EXERCISE.
Go through the entries and copy every line that has the string "sebastien" in it.

Entries taken from a collection:
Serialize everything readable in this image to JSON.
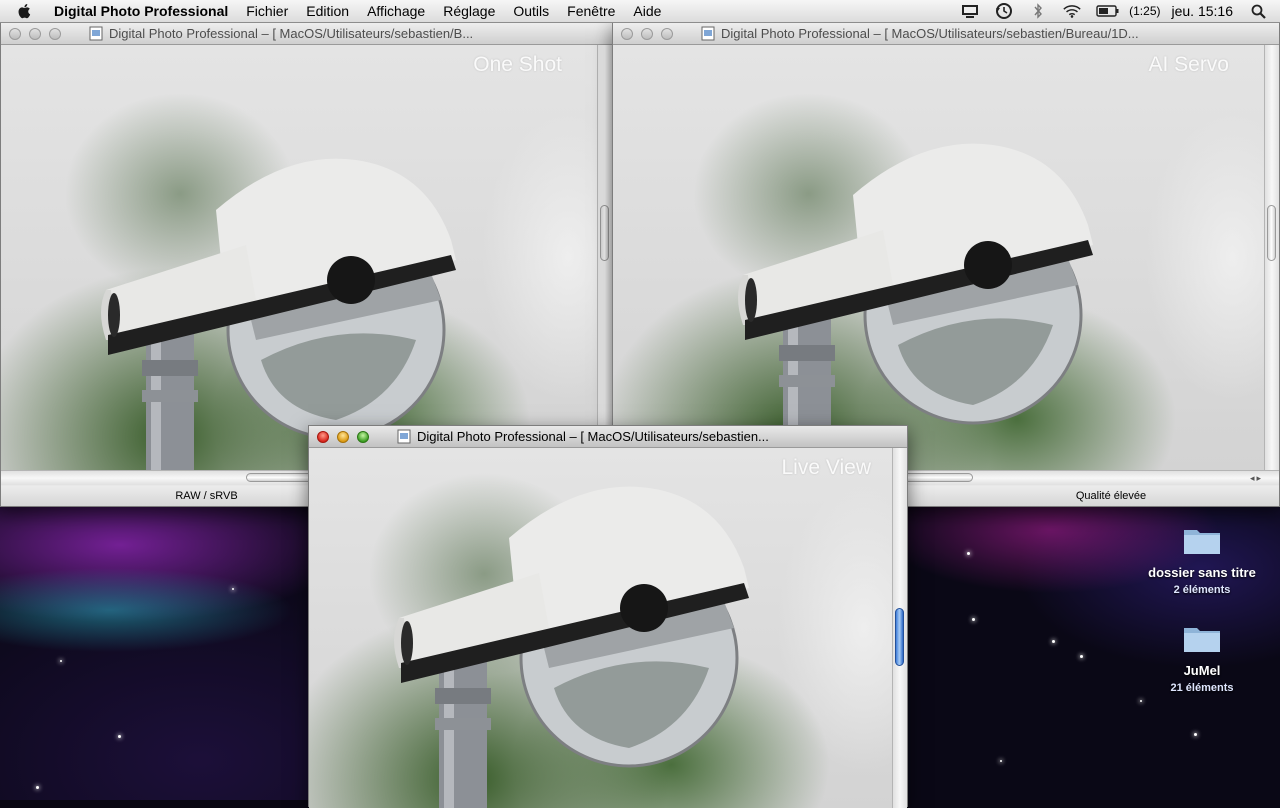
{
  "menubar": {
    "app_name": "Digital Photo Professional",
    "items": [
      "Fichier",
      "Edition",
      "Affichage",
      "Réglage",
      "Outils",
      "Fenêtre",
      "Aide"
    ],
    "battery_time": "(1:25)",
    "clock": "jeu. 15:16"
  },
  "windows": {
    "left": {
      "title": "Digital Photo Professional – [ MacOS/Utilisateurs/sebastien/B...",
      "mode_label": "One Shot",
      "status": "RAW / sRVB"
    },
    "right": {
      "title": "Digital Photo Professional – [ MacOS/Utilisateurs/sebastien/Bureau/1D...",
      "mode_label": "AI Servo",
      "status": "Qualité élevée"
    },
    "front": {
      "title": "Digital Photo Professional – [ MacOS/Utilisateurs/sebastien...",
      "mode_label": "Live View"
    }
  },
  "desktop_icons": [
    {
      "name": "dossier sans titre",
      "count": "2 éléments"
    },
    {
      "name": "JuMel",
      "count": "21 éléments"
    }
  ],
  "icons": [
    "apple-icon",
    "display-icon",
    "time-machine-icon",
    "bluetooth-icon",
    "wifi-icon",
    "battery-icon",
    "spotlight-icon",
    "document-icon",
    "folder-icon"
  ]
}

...

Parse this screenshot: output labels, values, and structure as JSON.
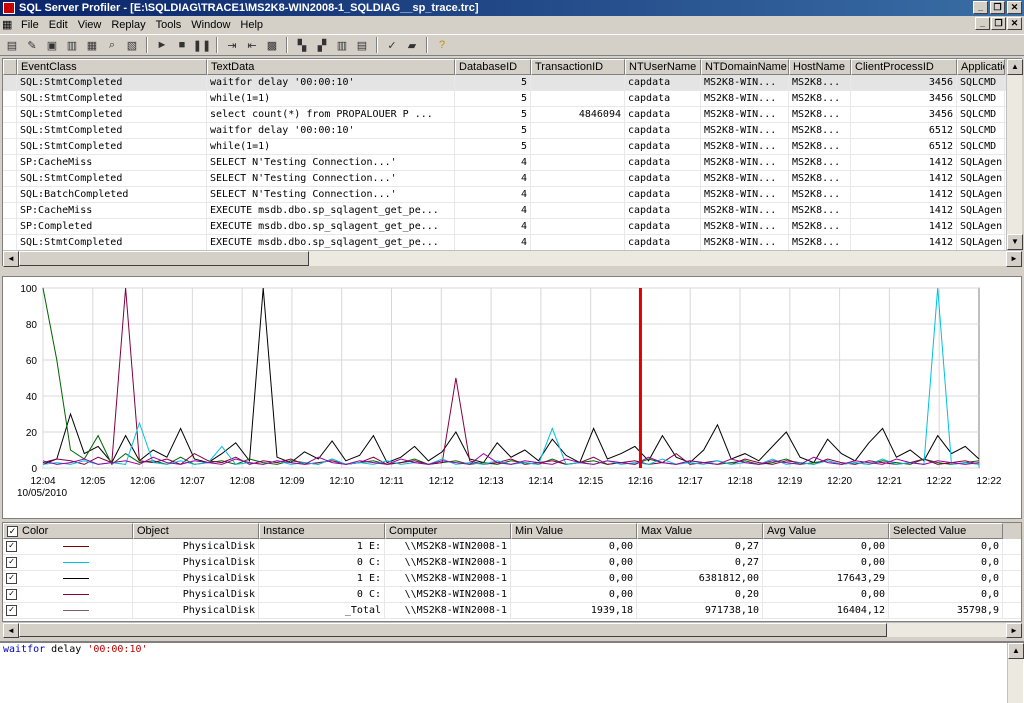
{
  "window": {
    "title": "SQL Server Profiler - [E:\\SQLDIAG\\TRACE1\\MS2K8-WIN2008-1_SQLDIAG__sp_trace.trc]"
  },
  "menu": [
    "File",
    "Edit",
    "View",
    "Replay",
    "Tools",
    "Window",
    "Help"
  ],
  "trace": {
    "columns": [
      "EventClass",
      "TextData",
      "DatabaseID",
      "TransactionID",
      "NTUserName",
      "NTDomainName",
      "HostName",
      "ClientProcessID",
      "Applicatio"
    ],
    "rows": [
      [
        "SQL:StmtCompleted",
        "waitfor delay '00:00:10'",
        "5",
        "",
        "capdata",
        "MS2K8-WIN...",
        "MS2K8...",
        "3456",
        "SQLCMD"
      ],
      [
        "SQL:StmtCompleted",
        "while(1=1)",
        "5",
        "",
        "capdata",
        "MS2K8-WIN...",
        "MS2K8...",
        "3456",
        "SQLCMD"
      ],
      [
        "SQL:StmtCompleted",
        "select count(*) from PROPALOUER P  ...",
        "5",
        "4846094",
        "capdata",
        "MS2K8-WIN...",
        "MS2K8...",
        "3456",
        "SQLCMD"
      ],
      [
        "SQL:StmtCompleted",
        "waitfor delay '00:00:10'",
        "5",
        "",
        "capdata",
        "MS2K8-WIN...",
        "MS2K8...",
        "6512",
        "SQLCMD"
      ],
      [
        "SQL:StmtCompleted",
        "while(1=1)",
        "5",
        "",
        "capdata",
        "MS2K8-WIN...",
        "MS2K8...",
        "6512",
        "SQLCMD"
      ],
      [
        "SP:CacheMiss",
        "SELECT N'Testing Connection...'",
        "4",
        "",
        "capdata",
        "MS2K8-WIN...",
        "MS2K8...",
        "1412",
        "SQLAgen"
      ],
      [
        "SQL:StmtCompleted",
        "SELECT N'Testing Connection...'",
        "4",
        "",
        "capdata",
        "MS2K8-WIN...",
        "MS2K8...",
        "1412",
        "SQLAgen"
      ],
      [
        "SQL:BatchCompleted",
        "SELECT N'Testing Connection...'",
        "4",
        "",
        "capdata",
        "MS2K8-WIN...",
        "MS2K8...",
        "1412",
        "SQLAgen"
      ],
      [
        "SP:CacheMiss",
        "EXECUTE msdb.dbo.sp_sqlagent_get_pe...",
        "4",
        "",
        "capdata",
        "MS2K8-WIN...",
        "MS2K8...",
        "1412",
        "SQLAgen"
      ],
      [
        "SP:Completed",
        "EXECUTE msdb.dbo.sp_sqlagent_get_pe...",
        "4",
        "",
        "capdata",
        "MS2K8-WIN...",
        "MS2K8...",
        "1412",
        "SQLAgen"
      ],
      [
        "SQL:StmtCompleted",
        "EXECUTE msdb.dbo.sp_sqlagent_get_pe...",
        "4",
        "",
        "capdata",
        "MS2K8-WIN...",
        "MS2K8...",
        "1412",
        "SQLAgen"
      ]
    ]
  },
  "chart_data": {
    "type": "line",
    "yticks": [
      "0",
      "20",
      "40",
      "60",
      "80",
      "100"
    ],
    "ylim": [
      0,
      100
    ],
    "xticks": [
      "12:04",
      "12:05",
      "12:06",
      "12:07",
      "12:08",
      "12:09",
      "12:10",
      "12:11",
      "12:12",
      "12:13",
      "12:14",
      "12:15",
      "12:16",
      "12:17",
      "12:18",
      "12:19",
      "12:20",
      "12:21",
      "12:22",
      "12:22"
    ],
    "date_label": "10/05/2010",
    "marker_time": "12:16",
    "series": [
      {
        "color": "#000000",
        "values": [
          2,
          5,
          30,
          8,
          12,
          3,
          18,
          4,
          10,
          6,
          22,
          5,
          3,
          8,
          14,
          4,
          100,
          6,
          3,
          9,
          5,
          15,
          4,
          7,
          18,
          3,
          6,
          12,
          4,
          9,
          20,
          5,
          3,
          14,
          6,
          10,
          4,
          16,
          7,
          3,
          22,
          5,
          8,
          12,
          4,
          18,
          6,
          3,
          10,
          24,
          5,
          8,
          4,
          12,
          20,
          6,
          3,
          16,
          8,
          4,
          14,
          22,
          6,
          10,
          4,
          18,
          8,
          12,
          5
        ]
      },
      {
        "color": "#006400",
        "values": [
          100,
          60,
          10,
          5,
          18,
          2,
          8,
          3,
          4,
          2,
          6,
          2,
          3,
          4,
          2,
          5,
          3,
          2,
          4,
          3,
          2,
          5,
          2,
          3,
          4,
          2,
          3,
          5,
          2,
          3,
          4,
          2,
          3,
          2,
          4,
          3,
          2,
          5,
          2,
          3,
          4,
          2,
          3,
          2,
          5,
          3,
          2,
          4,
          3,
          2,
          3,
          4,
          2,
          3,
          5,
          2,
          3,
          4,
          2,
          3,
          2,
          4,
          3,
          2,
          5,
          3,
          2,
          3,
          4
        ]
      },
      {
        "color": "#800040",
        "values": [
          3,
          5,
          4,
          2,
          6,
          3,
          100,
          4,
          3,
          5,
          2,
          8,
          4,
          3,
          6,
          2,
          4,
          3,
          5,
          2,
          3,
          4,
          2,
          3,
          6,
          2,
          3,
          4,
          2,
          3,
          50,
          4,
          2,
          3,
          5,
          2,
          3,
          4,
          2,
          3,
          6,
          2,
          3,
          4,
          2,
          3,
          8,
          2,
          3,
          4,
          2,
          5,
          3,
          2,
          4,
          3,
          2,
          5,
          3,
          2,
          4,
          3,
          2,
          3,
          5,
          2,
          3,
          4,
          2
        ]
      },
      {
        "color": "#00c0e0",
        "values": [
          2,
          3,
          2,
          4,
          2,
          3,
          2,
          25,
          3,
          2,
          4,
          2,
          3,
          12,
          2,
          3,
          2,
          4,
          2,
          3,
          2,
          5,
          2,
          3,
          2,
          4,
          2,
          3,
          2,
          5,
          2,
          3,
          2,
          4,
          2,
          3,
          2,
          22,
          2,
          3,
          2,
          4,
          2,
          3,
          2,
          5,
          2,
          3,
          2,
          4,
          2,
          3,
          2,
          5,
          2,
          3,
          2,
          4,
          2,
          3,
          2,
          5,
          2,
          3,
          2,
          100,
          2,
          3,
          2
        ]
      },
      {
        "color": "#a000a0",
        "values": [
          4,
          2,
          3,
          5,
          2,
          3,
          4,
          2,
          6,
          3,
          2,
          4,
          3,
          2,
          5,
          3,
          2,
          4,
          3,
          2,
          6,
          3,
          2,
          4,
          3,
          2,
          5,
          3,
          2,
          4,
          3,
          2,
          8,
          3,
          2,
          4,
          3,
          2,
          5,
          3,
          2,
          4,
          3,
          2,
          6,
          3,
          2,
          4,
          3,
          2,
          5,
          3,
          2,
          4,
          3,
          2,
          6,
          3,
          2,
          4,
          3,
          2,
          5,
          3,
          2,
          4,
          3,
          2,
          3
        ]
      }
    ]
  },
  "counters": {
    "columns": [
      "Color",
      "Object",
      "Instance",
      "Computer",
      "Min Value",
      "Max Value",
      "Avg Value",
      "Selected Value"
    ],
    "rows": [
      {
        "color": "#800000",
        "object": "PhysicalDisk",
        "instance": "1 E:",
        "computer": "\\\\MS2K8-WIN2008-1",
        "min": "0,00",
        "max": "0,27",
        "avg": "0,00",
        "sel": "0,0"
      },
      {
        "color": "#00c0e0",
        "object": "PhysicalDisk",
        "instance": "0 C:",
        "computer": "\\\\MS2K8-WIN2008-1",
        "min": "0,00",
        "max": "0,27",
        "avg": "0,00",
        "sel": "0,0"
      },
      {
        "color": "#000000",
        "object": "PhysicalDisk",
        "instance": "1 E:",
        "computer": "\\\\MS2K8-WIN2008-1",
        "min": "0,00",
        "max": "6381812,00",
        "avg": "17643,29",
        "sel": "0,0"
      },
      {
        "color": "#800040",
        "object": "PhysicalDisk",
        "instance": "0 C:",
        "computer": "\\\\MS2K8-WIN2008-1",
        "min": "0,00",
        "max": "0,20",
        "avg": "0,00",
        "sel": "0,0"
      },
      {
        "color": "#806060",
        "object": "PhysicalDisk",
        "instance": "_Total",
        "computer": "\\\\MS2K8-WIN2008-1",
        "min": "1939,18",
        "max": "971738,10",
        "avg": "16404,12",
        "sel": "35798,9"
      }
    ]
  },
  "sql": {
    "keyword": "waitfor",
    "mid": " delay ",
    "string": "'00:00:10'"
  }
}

WRITTEN RESPONSE.
      "title": "Digital Photo Professional – [ MacOS/Utilisateurs/sebastien/B...",
      "title": "Digital Photo Professional – [ MacOS/Utilisateurs/sebastien/Bureau/1D...",
      "title": "Digital Photo Professional – [ MacOS/Utilisateurs/sebastien...",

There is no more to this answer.